By Eric Huang
A testament to the burgeoning arts scene at Stanford, the Anderson Collection is home to 121 paintings and sculptures created by some of the most prominent American modern and contemporary artists — several of them hailing from the Bay Area. Below are five of the most striking pieces on display at the Anderson Collection.
1. “The Beaubourg” by San Francis
One of the only pieces housed on the first floor of the Anderson Collection, it is difficult to ignore the looming presence of San Francis’s “The Beaubourg.” The painting is a splendid, colorful homage to the abstract expressionist movement, which was a painting style of the post-World War II era that deviated from realism and gravitated towards the representation of objects as simple shapes and lines. Like many of his contemporaries, San Francis practiced loose, gestural mark-making, which can be seen in the multicolored drips and splatters that are strewn across “The Beaubourg.” It is interesting to note the contrast between these seemingly formless paint splatters and the geometric forms that crisscross the piece.
2. “Ocean Park #60” by Richard Diebenkorn
“Ocean Park #60” is a product of Bay Area painter Richard Diebenkorn’s progression from representational works to depictions of purely abstract forms — in other words, from accurate depictions of real objects to compositions based entirely on geometric shapes and patterns. In this piece, Diebenkorn plays with composition, lines and color.

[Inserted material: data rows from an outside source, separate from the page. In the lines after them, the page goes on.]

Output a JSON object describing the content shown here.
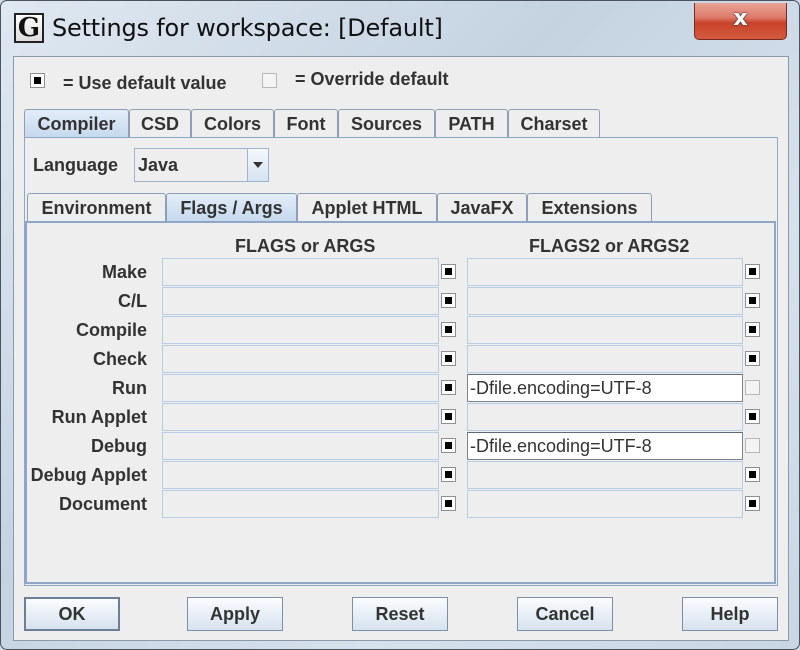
{
  "window": {
    "title": "Settings for workspace: [Default]",
    "app_icon_glyph": "G",
    "close_glyph": "x"
  },
  "legend": {
    "default_label": "= Use default value",
    "override_label": "= Override default"
  },
  "top_tabs": [
    {
      "label": "Compiler",
      "selected": true
    },
    {
      "label": "CSD",
      "selected": false
    },
    {
      "label": "Colors",
      "selected": false
    },
    {
      "label": "Font",
      "selected": false
    },
    {
      "label": "Sources",
      "selected": false
    },
    {
      "label": "PATH",
      "selected": false
    },
    {
      "label": "Charset",
      "selected": false
    }
  ],
  "language": {
    "label": "Language",
    "value": "Java"
  },
  "sub_tabs": [
    {
      "label": "Environment",
      "selected": false
    },
    {
      "label": "Flags / Args",
      "selected": true
    },
    {
      "label": "Applet HTML",
      "selected": false
    },
    {
      "label": "JavaFX",
      "selected": false
    },
    {
      "label": "Extensions",
      "selected": false
    }
  ],
  "flags": {
    "col1_header": "FLAGS or ARGS",
    "col2_header": "FLAGS2 or ARGS2",
    "rows": [
      {
        "label": "Make",
        "args": "",
        "args_default": true,
        "args2": "",
        "args2_default": true
      },
      {
        "label": "C/L",
        "args": "",
        "args_default": true,
        "args2": "",
        "args2_default": true
      },
      {
        "label": "Compile",
        "args": "",
        "args_default": true,
        "args2": "",
        "args2_default": true
      },
      {
        "label": "Check",
        "args": "",
        "args_default": true,
        "args2": "",
        "args2_default": true
      },
      {
        "label": "Run",
        "args": "",
        "args_default": true,
        "args2": "-Dfile.encoding=UTF-8",
        "args2_default": false
      },
      {
        "label": "Run Applet",
        "args": "",
        "args_default": true,
        "args2": "",
        "args2_default": true
      },
      {
        "label": "Debug",
        "args": "",
        "args_default": true,
        "args2": "-Dfile.encoding=UTF-8",
        "args2_default": false
      },
      {
        "label": "Debug Applet",
        "args": "",
        "args_default": true,
        "args2": "",
        "args2_default": true
      },
      {
        "label": "Document",
        "args": "",
        "args_default": true,
        "args2": "",
        "args2_default": true
      }
    ]
  },
  "buttons": {
    "ok": "OK",
    "apply": "Apply",
    "reset": "Reset",
    "cancel": "Cancel",
    "help": "Help"
  }
}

The artist is known for decomposing scenes from life into conglomerates of lines and shapes, as he does in “Ocean Park #60.” Diebenkorn uses a subdued, cool color palette, alluding to the ocean, though he adds depth to his composition by superimposing red and yellow lines across the upper half of the painting.
3. “Yosemite Falls” by Mark Tansey
Fantastical and dreamlike despite being monochromatic, “Yosemite Falls” captivates through its dynamic composition, with the diagonal shape of the waterfall cutting across the center of the piece. The work is Tansey’s representation of Yosemite Falls, featuring a cascade of cameras and tripods in lieu of falling water. Tansey paints a dark, brooding shadow at the peak of his imaginary falls that gradually peters off, illuminating the scraggle of rocks and branches in the foreground. Homegrown artist Mark Tansey’s near-photographic precision in his painting contrasts with the general trend of abstract works being featured in the Anderson Collection. The artist’s decision to paint “Yosemite Falls” entirely in icy blue creates an ominous, otherworldly vibe by detaching the viewer from reality and into Tansey’s world of perception.
4. “Pink and White over Red” by Mark Rothko
An American painter and, like Pollock, a contributor to the abstract expressionist movement, Mark Rothko is one of the most celebrated artists of the postwar era. Painted in his signature style — featuring the motif of rectangular forms floating in a field of color — Rothko’s “Pink and White over Red” consists of a white, rectangular spot of paint overlaid on an expansive red background. The piece’s unconventional composition attests to Rothko’s mentality of free self-expression, whereas his bold color choice holds traces of the 1920s Surrealist movement that sought to reconcile dreams and reality.
5. “Lucifer” by Jackson Pollock
As evidenced in “Lucifer,” Jackson Pollock is known for rejecting traditional oil painting methods, instead favoring his own brand of painting that involved dripping and splattering paint to create a dynamic composition. “Lucifer” features large black drips of paint interspersed with hints of complementary colors that were purportedly squeezed directly from paint tubes. The painting, like many of Pollock’s other works, can be characterized as organized chaos. Moreover, “Lucifer,” the title of the piece, suggests total immersion in the lines of the painting and in the depths of Pollock’s psyche.
The Anderson Collection is open Wednesday and Friday through Monday, 11 a.m. to 5 p.m. and Thursday, 11 a.m. to 8 p.m.
Contact Eric Huang at eyhuang ‘at’ stanford.edu.